_Information shown_
--- START ---

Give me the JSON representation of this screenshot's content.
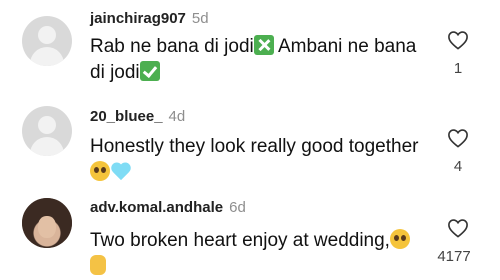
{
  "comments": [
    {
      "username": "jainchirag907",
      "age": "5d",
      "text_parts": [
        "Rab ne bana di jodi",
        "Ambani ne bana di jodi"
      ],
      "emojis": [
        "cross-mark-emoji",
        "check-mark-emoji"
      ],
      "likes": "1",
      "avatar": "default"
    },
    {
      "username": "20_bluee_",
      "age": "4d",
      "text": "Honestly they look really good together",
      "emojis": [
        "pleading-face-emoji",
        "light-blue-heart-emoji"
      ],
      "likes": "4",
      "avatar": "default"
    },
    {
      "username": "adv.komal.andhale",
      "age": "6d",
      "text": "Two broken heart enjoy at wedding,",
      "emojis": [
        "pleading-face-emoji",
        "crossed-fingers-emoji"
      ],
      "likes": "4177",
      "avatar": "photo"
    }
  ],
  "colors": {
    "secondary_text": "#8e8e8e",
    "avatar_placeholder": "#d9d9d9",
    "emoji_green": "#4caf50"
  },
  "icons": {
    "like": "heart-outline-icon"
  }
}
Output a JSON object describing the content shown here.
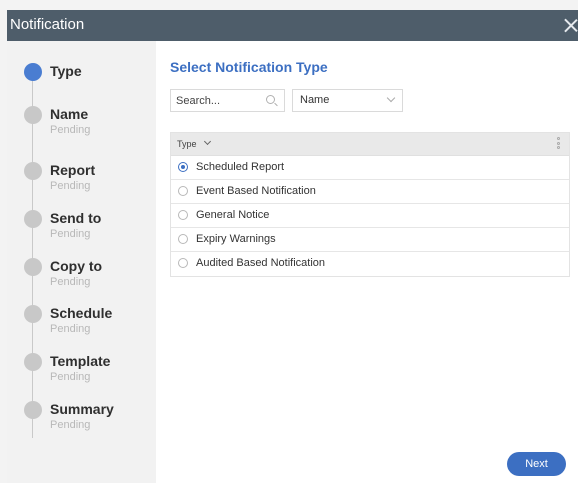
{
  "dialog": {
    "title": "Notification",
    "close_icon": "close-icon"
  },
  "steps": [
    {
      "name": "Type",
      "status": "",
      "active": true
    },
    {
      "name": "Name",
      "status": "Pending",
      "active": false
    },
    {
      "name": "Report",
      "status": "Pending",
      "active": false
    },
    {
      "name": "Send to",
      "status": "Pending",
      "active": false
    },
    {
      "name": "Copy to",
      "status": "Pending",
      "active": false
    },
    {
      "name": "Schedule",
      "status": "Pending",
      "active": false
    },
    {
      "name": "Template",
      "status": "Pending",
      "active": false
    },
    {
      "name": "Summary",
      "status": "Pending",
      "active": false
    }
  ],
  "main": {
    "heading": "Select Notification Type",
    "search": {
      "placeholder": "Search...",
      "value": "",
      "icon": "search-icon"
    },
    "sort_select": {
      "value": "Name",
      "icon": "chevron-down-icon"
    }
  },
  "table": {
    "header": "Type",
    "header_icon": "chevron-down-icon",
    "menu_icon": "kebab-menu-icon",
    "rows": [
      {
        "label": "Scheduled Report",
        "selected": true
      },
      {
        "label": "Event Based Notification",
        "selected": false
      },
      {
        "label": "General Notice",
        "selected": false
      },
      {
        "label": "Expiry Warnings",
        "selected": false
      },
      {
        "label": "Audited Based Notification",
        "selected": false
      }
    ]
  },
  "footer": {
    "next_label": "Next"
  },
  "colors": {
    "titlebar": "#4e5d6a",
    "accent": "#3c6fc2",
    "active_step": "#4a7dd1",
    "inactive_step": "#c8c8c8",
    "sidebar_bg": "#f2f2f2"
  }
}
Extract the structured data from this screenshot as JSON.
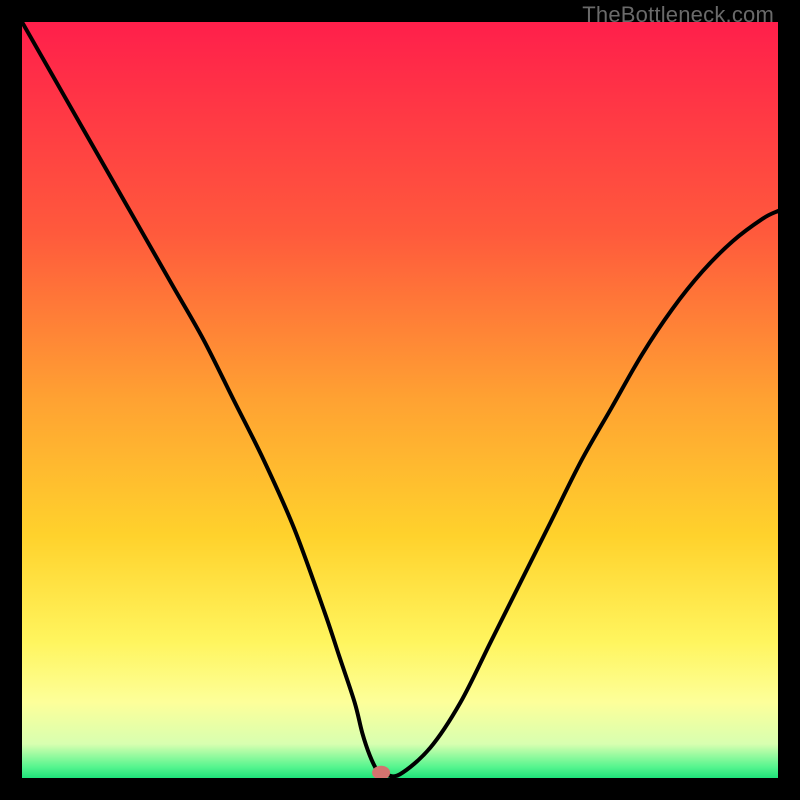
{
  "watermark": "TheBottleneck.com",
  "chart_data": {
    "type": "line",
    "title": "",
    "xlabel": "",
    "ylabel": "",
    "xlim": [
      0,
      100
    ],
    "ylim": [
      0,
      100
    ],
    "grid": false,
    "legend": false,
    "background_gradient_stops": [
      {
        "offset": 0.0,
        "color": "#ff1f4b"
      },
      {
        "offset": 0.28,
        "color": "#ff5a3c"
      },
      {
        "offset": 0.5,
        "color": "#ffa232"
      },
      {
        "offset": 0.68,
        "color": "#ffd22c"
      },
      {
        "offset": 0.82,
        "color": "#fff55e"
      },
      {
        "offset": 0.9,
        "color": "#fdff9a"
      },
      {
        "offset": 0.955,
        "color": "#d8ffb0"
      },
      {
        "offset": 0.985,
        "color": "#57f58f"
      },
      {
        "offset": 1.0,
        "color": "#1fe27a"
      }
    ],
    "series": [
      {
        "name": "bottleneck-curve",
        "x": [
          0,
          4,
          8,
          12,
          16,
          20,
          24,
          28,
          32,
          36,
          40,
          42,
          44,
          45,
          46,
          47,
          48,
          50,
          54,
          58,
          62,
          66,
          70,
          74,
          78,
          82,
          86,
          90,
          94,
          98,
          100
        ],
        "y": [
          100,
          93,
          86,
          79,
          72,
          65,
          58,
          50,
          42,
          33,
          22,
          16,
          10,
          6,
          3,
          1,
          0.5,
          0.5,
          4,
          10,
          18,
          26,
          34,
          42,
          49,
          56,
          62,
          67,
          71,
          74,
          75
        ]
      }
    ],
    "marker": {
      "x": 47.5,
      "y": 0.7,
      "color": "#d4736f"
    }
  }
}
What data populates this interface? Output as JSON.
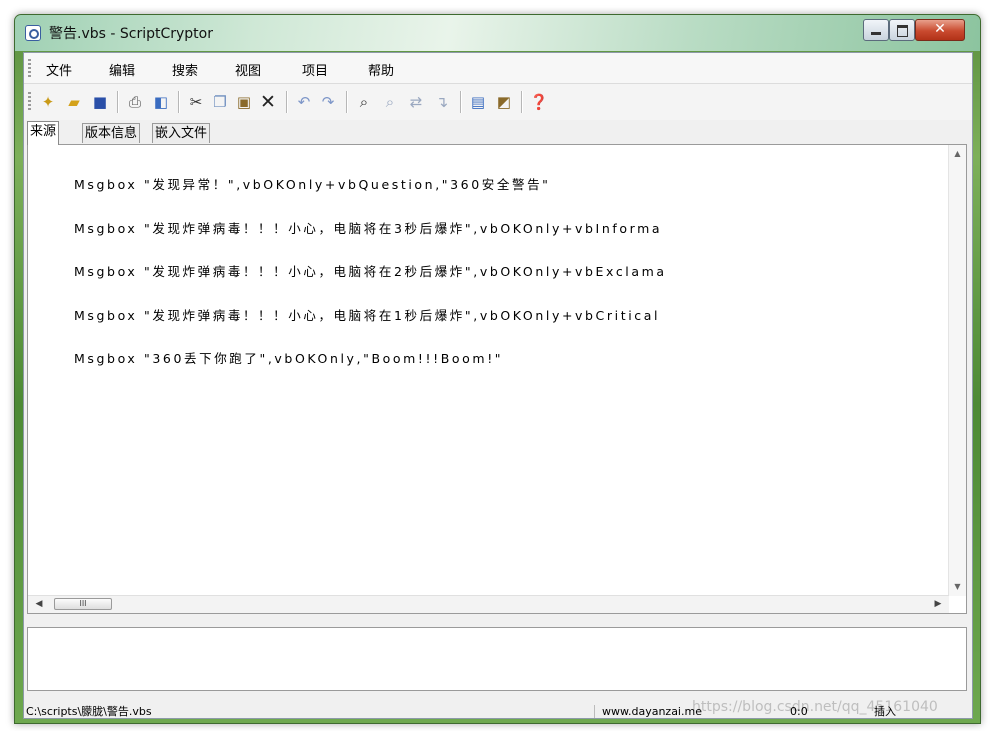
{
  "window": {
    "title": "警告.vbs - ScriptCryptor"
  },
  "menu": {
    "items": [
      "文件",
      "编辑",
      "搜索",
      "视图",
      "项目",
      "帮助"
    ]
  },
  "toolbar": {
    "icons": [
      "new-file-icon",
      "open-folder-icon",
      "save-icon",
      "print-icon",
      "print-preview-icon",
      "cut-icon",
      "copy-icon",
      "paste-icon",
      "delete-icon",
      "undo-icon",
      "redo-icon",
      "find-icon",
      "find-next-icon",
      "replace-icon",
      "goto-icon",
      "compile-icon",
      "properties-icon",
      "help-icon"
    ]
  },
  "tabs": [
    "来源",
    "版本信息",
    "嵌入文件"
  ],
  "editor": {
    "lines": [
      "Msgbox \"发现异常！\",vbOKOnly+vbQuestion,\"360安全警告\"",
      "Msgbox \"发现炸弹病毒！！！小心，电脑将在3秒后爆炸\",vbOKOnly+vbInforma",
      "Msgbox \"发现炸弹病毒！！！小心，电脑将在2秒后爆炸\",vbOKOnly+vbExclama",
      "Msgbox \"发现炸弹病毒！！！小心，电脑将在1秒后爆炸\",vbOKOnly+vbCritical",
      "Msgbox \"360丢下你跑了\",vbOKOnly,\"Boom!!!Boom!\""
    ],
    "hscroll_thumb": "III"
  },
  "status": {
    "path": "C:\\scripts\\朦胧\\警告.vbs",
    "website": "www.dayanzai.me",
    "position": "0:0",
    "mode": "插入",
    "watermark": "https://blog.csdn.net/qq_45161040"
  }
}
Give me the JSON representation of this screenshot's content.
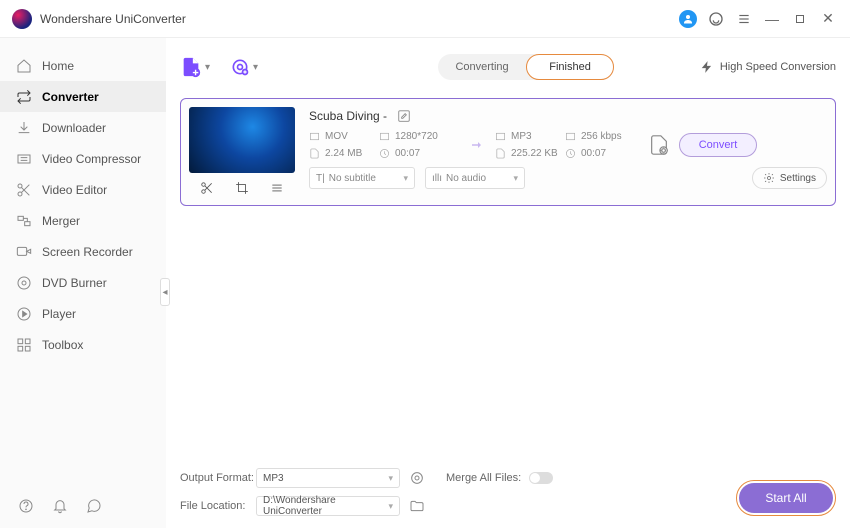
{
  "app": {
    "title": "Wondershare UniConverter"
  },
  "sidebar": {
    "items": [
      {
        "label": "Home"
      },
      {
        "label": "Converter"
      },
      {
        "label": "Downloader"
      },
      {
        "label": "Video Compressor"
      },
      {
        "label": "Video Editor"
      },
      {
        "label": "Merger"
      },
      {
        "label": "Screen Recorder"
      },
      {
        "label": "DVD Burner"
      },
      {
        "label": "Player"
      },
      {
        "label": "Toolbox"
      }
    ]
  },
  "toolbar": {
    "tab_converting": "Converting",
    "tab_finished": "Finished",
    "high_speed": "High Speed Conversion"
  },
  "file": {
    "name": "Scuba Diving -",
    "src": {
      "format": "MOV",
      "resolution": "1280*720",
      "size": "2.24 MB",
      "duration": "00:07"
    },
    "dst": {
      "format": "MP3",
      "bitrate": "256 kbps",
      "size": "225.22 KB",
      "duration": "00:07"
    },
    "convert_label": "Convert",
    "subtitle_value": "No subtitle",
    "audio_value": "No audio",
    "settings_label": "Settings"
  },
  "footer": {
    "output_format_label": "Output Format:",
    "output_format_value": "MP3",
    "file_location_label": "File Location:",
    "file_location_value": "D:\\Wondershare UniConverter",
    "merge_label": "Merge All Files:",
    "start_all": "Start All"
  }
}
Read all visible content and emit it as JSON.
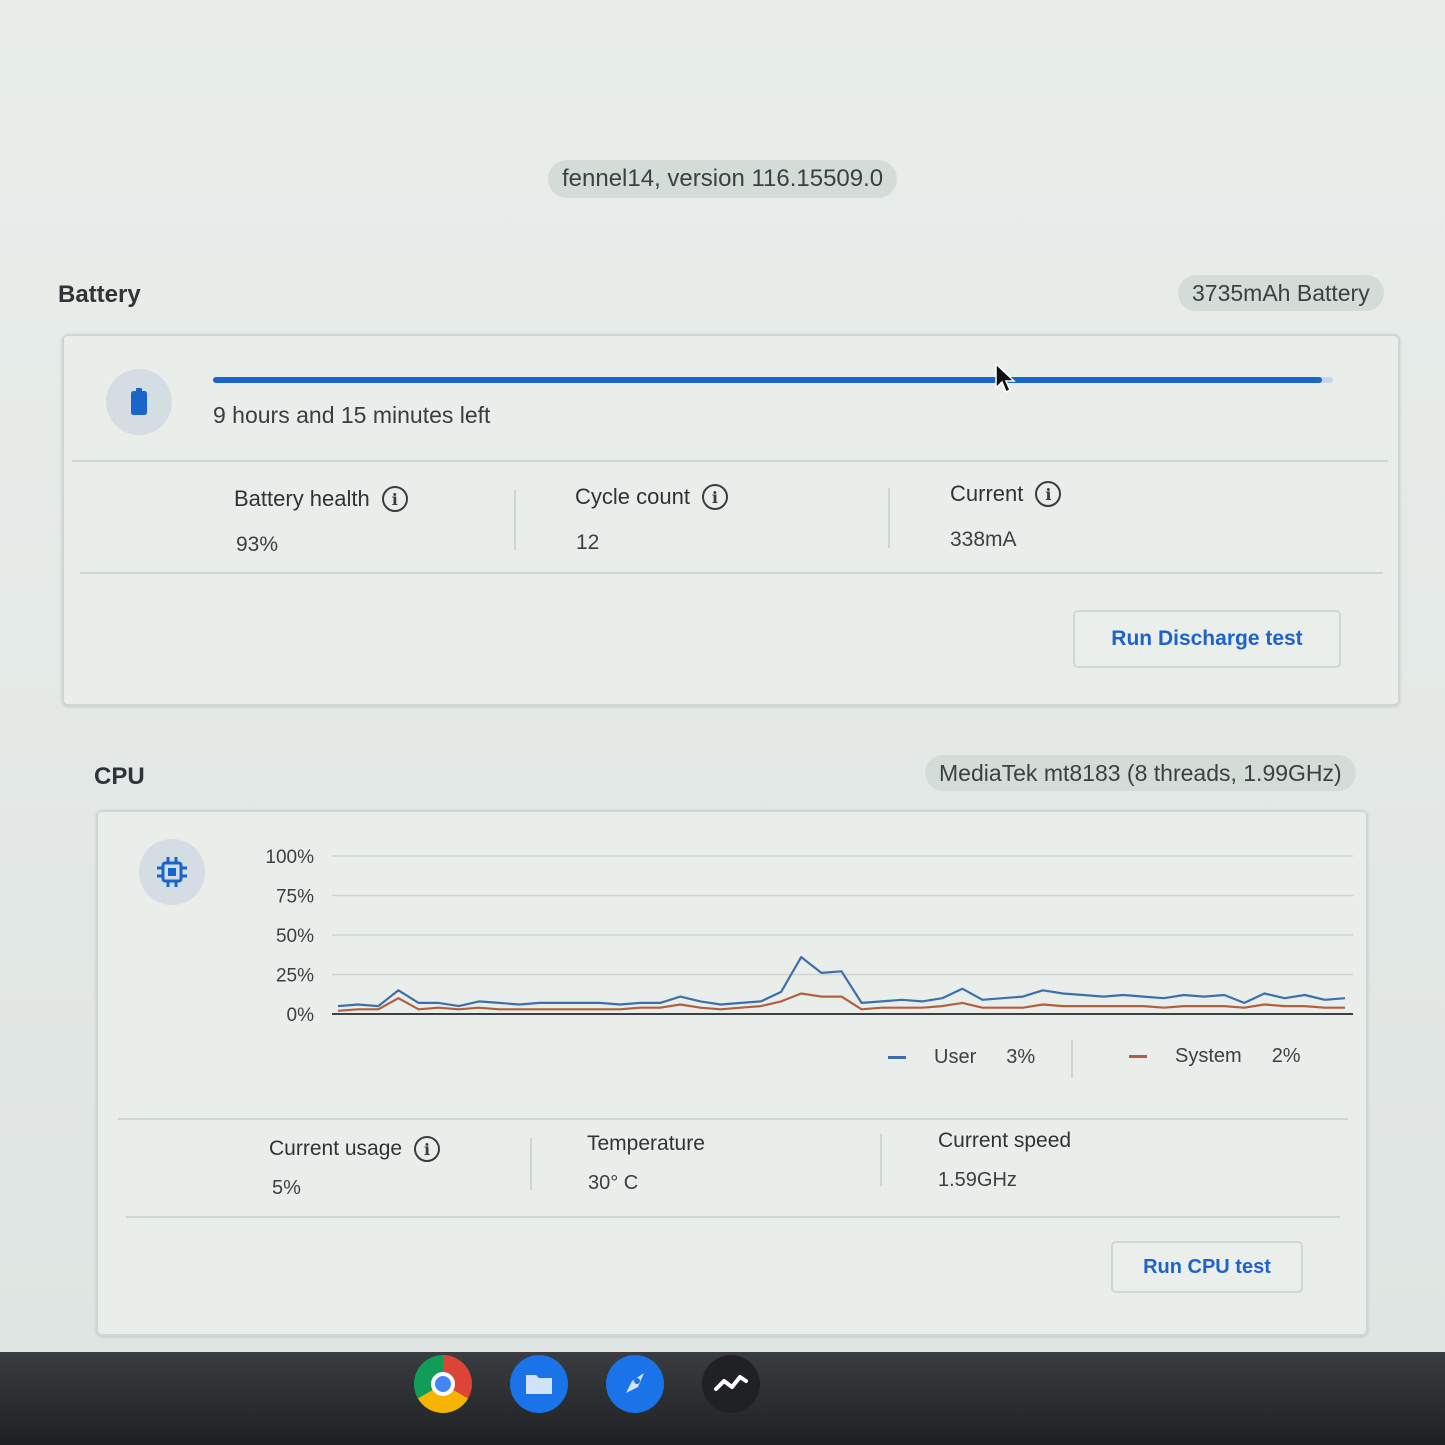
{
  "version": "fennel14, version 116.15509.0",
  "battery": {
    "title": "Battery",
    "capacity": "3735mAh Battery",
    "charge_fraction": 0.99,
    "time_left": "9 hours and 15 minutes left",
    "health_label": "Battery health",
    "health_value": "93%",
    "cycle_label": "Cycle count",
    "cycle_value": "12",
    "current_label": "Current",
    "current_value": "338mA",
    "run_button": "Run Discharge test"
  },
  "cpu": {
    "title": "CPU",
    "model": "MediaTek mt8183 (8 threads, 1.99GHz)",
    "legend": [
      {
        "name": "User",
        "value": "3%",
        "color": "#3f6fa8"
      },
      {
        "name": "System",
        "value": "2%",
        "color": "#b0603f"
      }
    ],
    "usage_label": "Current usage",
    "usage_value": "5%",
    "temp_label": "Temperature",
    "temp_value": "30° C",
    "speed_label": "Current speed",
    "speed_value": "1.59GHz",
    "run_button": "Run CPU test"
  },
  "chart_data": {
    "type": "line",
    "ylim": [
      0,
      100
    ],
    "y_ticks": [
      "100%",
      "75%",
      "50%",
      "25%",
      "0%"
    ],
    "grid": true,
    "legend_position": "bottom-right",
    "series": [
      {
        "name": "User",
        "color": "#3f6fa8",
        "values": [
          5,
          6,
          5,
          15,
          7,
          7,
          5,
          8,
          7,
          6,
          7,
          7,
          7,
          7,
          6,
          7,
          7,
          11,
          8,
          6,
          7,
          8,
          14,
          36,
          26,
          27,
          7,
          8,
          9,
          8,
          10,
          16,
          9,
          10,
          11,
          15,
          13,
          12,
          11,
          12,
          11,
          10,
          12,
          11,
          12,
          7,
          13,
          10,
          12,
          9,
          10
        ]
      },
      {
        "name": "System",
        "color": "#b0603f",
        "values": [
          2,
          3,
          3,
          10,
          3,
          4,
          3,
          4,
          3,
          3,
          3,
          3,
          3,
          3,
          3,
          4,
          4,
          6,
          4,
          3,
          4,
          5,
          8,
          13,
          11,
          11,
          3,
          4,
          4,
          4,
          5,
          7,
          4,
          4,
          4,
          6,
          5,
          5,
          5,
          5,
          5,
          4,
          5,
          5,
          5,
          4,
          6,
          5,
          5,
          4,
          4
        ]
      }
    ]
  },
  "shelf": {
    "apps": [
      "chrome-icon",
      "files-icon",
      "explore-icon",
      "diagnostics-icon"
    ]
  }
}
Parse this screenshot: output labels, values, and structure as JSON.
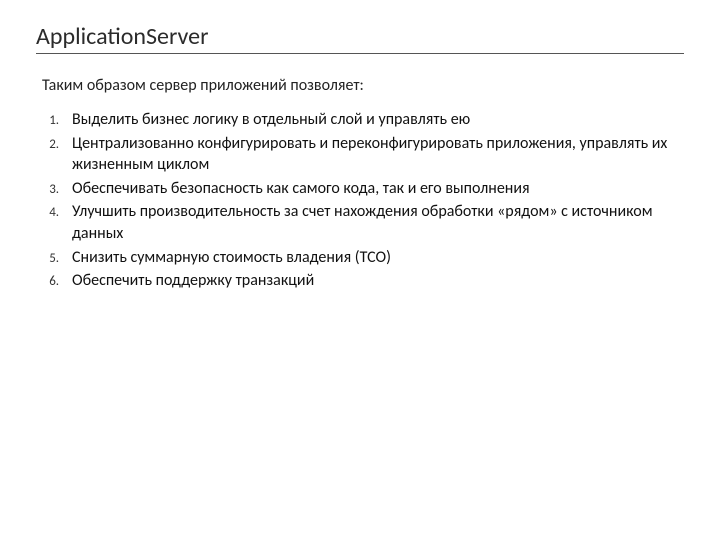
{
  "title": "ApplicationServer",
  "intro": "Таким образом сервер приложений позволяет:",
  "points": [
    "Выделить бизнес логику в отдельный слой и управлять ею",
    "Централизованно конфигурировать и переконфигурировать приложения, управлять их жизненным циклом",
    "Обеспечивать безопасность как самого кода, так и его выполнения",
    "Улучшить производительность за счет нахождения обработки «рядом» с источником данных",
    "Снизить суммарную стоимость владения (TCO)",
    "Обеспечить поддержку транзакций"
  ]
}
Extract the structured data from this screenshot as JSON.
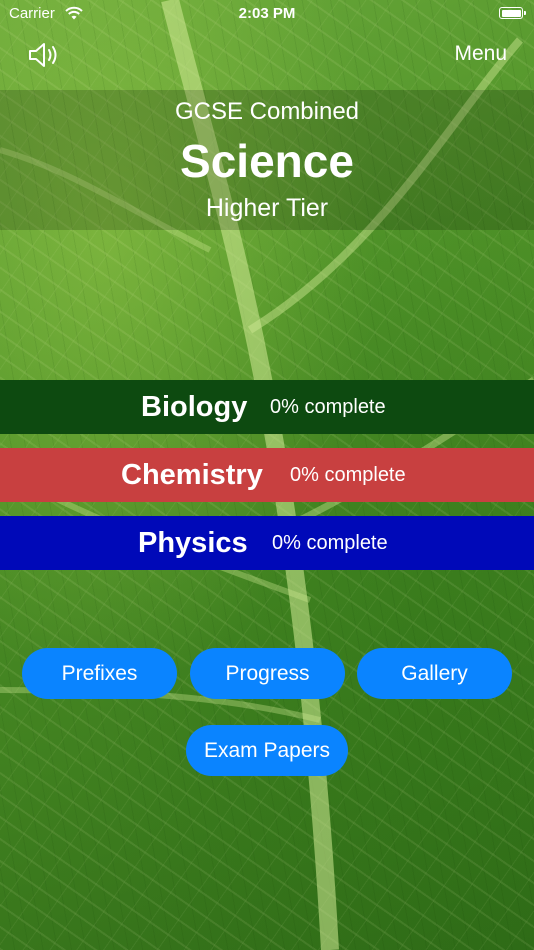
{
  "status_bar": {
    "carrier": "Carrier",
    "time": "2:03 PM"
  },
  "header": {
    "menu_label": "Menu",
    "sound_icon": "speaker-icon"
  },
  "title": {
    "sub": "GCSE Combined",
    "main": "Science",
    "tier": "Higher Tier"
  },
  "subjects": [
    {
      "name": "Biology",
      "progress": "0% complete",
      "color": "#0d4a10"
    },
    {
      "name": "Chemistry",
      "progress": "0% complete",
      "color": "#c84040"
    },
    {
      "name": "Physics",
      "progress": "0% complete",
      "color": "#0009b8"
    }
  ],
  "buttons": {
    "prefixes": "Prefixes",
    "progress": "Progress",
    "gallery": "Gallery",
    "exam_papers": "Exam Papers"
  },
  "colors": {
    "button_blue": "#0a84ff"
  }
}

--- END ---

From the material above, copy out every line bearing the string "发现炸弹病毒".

_Response area_
      "Msgbox \"发现炸弹病毒！！！小心，电脑将在3秒后爆炸\",vbOKOnly+vbInforma",
      "Msgbox \"发现炸弹病毒！！！小心，电脑将在2秒后爆炸\",vbOKOnly+vbExclama",
      "Msgbox \"发现炸弹病毒！！！小心，电脑将在1秒后爆炸\",vbOKOnly+vbCritical",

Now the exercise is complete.